Nevada farmer: EPA’s rogue water rule threatens Nevada family farms and ranches. Here’s what can be done

By Bevan Lister, Nevada Farm Bureau President
Published by the Reno Gazette Journal

Protecting and preserving clean water are inherent to every agricultural producer. No one appreciates and values clean water more than Nevada farmers and ranchers growing crops and raising livestock in the driest state in the nation.

Nevada’s agricultural producers are on the frontlines of implementing innovative practices to safeguard our state’s precious water resources. Day in and day out, we protect every single drop of Nevada’s limited water supply to the best of our ability.

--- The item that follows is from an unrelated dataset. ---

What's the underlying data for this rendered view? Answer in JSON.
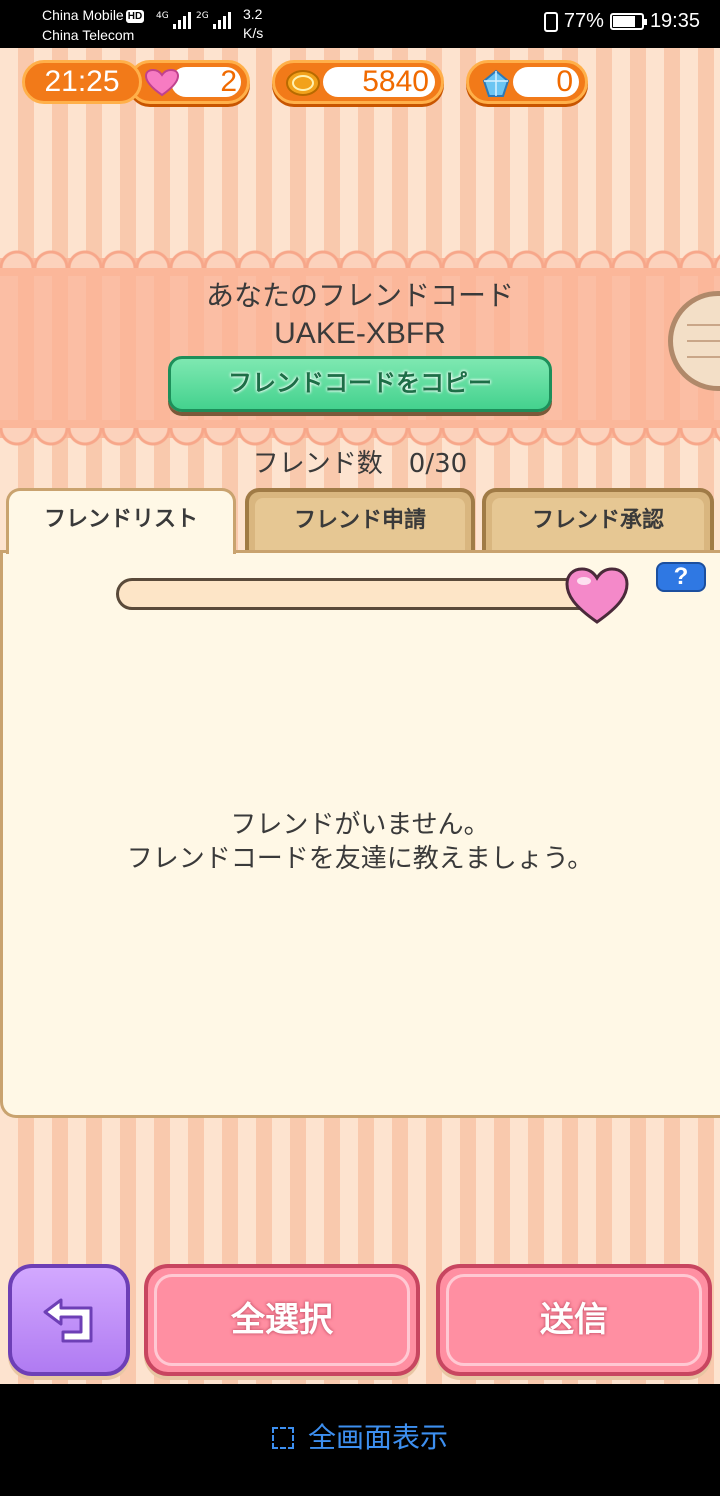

Instead of recognizing and supporting these efforts, bureaucrats in Washington, D.C. continue to try to increase federal red tape and headaches for our farmers and ranchers.

A new revision of the Environmental Protection Agency’s regulation called the Waters of the U.S. rule, (WOTUS), vastly expands which waters are regulated by the federal government under the Clean Water Act. This rule is the agency’s fifth attempt in the last decade and is an egregious overreach by the federal government that grants the EPA sweeping authority over nearly every wetland, stream, tributary and pond, even dry areas that rarely hold water.

As a farmer and as President of the Nevada Farm Bureau Federation, I know firsthand the commitment our farmers and ranchers demonstrate in protecting our water and environment. Our livelihoods — and the well-being of our animals, crops and families — are completely dependent on clean water.

The 2023 WOTUS rule goes far beyond the original scope of the Clean Water Act. Through vague and confusing language farmers and ranchers across Nevada will be forced to deal with uncertainty.

One of the most concerning aspects of the WOTUS rule for Nevada agriculture producers is the inclusion of ephemeral waters, or dry land that only sees water flow in times of high precipitation. The new WOTUS definition means thousands of acres of Nevada farmland would now be federally regulated.

The flawed rule completely ignores the fundamental role the Clean Water Act gave to state governments to enact state-specific water protections. It circumvents the law, federally regulating nearly every piece of land that potentially might hold water. Nevada’s water needs are extremely complex. We are much better directed by Nevada officials who can manage the intricacies of Nevada water.

We greatly appreciate that our U.S. Senators Catherine Cortez Masto and Jacky Rosen boldly broke with their party and voted in favor of a congressional resolution to overturn this unlawful rule. Yet the resolution was vetoed by the president.

We need Senators Cortez Masto and Rosen to continue to support Nevada’s agriculture producers — and the state’s builders, manufacturers and small businesses — by using every tool possible to push back on this federal overreach. Just a couple of months ago, the EPA requested $12 billion from Congress — a nearly 20 percent increase in the agency’s budget — to further its environmental agenda. This includes enforcing their WOTUS rule.

We urge the Nevada delegation to stop its funding and work with Congressional colleagues to deliver a fix to create transparency and clarity in the federal agency’s role with WOTUS.